The Wisconsin tax credit program for films went into effect in 2008. The Johnny Depp film Public Enemies was one of the first beneficiaries.
Here’s the best case scenario for economic impact: +7.3 million to the Wisconsin economy, almost all in ‘indirect’ impact. The direct activity was completely subsidized.
Here’s how that compares to an ‘average’ Wisconsin Dept. of Commerce project:
Here’s where the money went:
This turns out to be a very inefficient way to create jobs in Wisconsin!
And investing in ‘Hollywood’ productions is even worse!
But at least Wisconsin’s tax payers get a brief visit from a Hollywood director.
And who says America doesn’t make things any more? It’s a great country for movies and… videogames? (More on this some other time).
The relatively good news is that the subsidy was capped in 2010 by Democratic governor Jim Doyle to a mere $500,000 per movie. But how does the new austerity-loving Governor Scott Walker feel about this use of public money?
“Gov. Doyle did not give the program a fair chance to take hold,” he wrote in response to a candidate questionnaire from Milwaukee’s convention and tourism bureau, VISIT Milwaukee. “Reasonable and sustainable incentives that emphasize putting Wisconsin people to work and growing this industry for the state should receive serious consideration.”
There has been no further action: a recent vote to reduce the subsidy further deadlocked in the Wisconsin Assembly, with four Democrats and four Republicans voting to retain it and eight Republicans voting against.
Here’s George Tzougros, the executive director of the Wisconsin Arts Board:
“We are feeling pretty good about the change in the political climate,” Tzougros says. “One of the myths (surrounding the issue) is this is all about Hollywood. But it’s not.
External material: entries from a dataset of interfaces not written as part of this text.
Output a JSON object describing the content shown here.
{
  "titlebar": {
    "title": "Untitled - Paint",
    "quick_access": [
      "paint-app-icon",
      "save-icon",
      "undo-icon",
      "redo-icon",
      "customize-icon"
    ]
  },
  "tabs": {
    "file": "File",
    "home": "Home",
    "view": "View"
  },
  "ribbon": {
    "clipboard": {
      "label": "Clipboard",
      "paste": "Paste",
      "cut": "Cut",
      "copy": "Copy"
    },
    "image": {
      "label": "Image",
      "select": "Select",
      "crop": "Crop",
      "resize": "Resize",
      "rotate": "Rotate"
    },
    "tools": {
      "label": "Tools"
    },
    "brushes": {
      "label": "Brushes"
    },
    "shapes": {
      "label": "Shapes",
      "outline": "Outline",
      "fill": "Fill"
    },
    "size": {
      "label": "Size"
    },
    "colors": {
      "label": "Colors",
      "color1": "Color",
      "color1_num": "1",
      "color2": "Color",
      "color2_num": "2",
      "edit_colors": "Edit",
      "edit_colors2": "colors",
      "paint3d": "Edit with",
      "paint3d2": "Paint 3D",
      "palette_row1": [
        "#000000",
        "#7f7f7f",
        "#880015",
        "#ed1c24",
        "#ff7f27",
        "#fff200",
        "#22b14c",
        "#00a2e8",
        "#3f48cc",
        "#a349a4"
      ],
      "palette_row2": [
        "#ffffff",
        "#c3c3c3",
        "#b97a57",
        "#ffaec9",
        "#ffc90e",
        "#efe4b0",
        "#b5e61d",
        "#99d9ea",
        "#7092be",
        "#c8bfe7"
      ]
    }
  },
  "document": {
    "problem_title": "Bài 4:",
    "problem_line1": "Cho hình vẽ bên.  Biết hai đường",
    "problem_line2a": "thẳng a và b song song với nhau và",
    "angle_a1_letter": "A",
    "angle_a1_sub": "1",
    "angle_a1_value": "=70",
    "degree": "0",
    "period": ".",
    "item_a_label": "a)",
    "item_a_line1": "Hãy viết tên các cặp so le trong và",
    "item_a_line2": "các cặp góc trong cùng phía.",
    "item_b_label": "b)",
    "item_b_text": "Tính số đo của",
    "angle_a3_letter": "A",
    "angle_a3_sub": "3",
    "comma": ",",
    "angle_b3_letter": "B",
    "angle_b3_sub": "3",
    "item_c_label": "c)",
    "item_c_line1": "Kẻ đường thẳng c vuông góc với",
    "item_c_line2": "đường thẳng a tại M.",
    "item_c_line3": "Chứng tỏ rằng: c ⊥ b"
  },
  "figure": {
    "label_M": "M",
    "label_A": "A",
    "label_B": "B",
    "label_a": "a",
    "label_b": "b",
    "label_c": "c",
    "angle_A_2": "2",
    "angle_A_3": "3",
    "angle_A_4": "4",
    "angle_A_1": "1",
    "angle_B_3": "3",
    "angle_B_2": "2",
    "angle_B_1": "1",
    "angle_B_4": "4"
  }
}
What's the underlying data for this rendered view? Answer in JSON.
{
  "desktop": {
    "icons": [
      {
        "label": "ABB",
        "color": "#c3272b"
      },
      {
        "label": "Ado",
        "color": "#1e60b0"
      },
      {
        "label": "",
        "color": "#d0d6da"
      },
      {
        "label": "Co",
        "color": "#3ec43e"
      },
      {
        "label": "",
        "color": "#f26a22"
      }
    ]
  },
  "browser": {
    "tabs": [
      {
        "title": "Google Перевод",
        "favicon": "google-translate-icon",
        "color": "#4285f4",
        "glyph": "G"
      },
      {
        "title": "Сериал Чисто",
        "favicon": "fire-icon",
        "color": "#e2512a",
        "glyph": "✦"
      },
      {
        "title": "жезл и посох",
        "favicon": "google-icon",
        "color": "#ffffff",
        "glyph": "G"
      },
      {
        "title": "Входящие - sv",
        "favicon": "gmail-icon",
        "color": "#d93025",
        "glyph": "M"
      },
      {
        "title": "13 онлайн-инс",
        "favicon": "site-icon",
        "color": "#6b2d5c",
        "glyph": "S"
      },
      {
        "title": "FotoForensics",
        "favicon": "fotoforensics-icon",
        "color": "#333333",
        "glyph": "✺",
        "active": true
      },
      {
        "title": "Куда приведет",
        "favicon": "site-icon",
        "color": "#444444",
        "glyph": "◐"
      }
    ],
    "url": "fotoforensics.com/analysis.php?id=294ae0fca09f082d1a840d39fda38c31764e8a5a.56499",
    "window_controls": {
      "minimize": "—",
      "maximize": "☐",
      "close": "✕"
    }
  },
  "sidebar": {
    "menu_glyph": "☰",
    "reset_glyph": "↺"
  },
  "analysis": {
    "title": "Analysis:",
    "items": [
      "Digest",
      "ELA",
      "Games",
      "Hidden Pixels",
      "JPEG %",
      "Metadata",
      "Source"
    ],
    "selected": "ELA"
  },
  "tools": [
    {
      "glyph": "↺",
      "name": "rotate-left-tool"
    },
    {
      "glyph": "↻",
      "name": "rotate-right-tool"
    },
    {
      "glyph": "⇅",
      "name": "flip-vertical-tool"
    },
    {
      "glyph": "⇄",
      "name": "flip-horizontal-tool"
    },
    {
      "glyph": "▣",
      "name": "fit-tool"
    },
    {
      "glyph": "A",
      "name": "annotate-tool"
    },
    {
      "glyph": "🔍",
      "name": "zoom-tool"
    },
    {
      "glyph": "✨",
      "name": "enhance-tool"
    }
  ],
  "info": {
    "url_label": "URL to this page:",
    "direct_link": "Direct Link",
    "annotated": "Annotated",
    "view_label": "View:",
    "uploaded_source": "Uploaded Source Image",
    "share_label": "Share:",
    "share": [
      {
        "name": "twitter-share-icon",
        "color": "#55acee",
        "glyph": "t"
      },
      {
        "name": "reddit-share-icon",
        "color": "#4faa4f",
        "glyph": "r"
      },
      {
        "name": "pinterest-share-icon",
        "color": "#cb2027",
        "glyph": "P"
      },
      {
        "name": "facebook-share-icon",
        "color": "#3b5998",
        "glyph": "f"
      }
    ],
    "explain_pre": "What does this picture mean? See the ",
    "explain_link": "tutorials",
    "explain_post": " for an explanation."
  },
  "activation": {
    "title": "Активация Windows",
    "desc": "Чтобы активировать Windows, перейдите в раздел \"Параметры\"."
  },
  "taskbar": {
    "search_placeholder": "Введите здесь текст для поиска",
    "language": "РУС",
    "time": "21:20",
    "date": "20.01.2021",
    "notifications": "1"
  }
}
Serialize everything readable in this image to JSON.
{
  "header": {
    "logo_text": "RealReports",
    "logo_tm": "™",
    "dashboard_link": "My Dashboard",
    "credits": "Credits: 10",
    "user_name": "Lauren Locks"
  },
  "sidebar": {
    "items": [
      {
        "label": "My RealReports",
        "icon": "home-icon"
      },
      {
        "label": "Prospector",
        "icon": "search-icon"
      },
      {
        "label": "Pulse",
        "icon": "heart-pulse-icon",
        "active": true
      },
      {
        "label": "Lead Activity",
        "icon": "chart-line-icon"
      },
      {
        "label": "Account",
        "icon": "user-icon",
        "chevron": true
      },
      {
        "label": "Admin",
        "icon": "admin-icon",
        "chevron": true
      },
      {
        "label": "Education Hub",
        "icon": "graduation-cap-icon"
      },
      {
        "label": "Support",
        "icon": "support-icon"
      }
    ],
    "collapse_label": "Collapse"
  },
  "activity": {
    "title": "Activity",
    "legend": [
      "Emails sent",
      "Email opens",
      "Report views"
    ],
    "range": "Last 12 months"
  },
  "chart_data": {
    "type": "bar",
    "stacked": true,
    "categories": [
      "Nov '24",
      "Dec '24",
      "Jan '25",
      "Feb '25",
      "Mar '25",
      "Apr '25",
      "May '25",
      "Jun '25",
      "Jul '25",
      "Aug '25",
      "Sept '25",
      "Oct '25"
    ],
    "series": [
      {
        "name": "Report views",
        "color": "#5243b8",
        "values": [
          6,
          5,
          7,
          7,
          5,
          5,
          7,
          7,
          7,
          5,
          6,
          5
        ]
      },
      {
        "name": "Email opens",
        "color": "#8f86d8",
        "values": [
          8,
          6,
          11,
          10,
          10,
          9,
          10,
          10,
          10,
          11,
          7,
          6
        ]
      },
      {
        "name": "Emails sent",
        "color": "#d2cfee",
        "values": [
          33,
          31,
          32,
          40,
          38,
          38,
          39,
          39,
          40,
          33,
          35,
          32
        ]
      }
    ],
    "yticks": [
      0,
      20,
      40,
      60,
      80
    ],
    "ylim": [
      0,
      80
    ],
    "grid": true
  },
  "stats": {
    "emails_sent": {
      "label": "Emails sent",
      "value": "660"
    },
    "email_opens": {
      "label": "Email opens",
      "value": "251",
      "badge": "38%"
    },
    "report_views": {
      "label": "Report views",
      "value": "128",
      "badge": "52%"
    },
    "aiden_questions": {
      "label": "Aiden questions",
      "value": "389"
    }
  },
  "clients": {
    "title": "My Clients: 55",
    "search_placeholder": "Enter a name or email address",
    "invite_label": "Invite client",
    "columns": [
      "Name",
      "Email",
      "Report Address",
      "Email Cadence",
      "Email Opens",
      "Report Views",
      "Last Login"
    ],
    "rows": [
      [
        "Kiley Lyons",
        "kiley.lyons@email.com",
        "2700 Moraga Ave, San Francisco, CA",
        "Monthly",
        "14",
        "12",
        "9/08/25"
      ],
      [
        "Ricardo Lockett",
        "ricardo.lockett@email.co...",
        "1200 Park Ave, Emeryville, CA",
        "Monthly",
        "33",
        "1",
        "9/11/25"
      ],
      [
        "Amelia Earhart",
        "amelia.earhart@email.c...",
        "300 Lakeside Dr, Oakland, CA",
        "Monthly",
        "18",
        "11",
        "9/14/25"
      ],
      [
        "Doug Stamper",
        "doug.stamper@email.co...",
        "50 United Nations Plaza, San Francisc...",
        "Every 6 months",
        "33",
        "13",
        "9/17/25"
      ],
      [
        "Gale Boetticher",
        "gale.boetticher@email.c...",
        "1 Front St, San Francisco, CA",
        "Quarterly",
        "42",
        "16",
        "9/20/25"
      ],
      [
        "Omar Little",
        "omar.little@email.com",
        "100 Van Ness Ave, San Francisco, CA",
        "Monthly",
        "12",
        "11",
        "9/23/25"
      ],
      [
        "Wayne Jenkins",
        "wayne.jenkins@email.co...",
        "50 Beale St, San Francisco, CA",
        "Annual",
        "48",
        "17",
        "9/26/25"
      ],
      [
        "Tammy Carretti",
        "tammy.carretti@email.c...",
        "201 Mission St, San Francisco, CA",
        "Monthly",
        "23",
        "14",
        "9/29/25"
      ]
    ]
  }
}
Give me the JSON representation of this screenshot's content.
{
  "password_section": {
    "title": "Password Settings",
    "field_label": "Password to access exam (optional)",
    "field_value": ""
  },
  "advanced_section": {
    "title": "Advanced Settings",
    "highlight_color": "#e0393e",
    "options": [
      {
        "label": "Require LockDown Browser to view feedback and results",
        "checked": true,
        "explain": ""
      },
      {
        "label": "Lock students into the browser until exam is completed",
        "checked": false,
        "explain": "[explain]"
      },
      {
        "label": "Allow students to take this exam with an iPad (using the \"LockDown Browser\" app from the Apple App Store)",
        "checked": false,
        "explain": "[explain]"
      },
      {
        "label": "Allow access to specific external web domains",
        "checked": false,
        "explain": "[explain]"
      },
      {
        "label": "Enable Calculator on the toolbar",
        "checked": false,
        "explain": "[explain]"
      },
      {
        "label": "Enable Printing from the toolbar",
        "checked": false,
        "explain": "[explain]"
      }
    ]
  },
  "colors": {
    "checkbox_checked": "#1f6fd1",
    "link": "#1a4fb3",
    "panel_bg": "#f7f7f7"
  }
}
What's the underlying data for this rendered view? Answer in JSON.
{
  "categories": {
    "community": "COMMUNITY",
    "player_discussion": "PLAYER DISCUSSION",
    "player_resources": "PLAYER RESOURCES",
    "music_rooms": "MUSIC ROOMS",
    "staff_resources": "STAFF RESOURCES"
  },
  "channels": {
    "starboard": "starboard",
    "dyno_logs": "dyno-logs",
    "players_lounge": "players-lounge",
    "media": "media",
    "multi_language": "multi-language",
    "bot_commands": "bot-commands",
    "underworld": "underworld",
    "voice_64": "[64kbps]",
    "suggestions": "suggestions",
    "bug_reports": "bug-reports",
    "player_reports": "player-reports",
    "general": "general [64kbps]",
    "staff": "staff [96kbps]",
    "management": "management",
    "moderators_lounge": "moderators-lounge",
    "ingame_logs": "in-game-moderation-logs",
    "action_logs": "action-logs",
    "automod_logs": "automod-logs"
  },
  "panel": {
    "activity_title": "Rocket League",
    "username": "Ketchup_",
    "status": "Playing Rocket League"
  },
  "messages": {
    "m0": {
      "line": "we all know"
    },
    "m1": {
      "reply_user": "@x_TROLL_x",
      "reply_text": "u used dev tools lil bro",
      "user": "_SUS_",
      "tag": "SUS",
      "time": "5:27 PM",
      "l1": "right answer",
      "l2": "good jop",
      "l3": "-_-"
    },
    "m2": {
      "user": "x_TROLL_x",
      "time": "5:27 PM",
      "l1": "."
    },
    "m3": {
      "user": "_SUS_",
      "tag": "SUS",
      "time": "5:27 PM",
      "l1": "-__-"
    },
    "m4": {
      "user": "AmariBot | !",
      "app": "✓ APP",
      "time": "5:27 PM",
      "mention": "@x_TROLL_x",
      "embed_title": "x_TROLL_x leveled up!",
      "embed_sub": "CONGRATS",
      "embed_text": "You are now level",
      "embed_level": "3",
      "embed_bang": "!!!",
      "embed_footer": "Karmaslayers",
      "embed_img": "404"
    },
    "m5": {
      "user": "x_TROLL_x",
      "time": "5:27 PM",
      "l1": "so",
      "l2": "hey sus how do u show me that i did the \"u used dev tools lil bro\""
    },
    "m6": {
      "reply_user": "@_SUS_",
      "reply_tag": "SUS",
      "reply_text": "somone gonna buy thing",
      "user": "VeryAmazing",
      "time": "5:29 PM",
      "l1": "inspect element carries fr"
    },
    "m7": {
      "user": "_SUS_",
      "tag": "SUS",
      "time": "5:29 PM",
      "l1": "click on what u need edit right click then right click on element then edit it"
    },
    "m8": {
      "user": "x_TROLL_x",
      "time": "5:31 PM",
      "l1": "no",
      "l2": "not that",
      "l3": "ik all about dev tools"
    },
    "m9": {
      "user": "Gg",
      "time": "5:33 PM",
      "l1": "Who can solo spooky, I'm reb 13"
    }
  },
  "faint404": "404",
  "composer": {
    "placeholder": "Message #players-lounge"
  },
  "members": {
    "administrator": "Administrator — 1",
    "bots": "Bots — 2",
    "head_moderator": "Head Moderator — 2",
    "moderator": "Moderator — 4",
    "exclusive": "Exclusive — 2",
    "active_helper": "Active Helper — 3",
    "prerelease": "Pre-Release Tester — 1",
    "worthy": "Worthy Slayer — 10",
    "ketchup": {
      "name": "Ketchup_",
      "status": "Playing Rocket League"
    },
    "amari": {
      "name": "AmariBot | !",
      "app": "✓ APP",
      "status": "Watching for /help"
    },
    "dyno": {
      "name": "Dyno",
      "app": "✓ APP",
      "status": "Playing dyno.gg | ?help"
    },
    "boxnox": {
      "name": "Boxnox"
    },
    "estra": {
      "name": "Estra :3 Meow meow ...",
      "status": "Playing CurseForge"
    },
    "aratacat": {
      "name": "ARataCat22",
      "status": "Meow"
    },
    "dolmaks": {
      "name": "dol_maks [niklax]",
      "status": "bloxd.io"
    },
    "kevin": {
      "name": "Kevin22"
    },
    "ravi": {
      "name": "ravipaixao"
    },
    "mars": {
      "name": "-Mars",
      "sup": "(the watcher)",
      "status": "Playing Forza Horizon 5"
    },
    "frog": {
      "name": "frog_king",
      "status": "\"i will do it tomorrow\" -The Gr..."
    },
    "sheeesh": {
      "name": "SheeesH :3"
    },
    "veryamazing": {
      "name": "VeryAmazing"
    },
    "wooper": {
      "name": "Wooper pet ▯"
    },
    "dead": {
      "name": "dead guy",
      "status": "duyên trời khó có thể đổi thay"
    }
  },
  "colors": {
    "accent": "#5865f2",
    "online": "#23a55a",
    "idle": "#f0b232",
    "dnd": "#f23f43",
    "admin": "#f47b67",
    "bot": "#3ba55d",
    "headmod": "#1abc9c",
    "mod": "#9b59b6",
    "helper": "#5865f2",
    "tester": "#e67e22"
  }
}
It’s about creating jobs.”
Wisconsin taxpayers contributed $450,000 toward Hollywood director Michael Mann’s salary when he came to the state last year to film the big-budget Johnny Depp gangster movie, “Public Enemies.”
Records obtained by the Associated Press show the state’s film tax credits also paid for a portion of Mann’s assistants’ salaries, entertainment, meals and stuntmen’s living expenses.Wisconsin Commerce Department executive assistant Zach Brandon said the state’s tax credits even covered about $100,000 of the cost of Depp’s entourage of chauffeurs, hair stylists and assistants.He said the 1-year-old film tax credit program needs major overhauls.
But VISIT Milwaukee public relations director David Fantle said it’s too soon to be talking about making wholesale changes.
Public Enemies made $214 million worldwide.